_To do_
Each entry is to be printed again word for word.

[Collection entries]
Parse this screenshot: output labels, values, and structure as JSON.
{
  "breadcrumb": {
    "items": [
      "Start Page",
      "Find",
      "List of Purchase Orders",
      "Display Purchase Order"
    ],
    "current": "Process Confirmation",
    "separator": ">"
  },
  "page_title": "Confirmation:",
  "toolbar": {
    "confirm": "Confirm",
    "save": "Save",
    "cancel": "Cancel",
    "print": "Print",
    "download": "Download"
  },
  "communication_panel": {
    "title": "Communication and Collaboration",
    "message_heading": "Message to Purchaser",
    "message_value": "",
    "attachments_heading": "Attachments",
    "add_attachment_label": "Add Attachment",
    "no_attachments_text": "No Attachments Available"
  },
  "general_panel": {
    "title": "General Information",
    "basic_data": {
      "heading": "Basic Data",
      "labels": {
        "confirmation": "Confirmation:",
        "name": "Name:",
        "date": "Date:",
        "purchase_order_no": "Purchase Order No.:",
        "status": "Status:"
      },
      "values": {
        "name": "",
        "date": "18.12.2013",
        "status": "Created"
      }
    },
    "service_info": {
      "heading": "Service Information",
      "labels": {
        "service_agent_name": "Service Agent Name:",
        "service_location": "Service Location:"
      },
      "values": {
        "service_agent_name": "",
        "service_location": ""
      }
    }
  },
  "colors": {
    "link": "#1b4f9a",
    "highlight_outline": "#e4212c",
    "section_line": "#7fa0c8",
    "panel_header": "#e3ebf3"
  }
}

_Exercise solution_
Parse this screenshot: output labels, values, and structure as JSON.
{
  "breadcrumb": {
    "items": [
      "Start Page",
      "Find",
      "List of Purchase Orders",
      "Display Purchase Order"
    ],
    "current": "Process Confirmation",
    "separator": ">"
  },
  "page_title": "Confirmation:",
  "toolbar": {
    "confirm": "Confirm",
    "save": "Save",
    "cancel": "Cancel",
    "print": "Print",
    "download": "Download"
  },
  "communication_panel": {
    "title": "Communication and Collaboration",
    "message_heading": "Message to Purchaser",
    "message_value": "",
    "attachments_heading": "Attachments",
    "add_attachment_label": "Add Attachment",
    "no_attachments_text": "No Attachments Available"
  },
  "general_panel": {
    "title": "General Information",
    "basic_data": {
      "heading": "Basic Data",
      "labels": {
        "confirmation": "Confirmation:",
        "name": "Name:",
        "date": "Date:",
        "purchase_order_no": "Purchase Order No.:",
        "status": "Status:"
      },
      "values": {
        "name": "",
        "date": "18.12.2013",
        "status": "Created"
      }
    },
    "service_info": {
      "heading": "Service Information",
      "labels": {
        "service_agent_name": "Service Agent Name:",
        "service_location": "Service Location:"
      },
      "values": {
        "service_agent_name": "",
        "service_location": ""
      }
    }
  },
  "colors": {
    "link": "#1b4f9a",
    "highlight_outline": "#e4212c",
    "section_line": "#7fa0c8",
    "panel_header": "#e3ebf3"
  }
}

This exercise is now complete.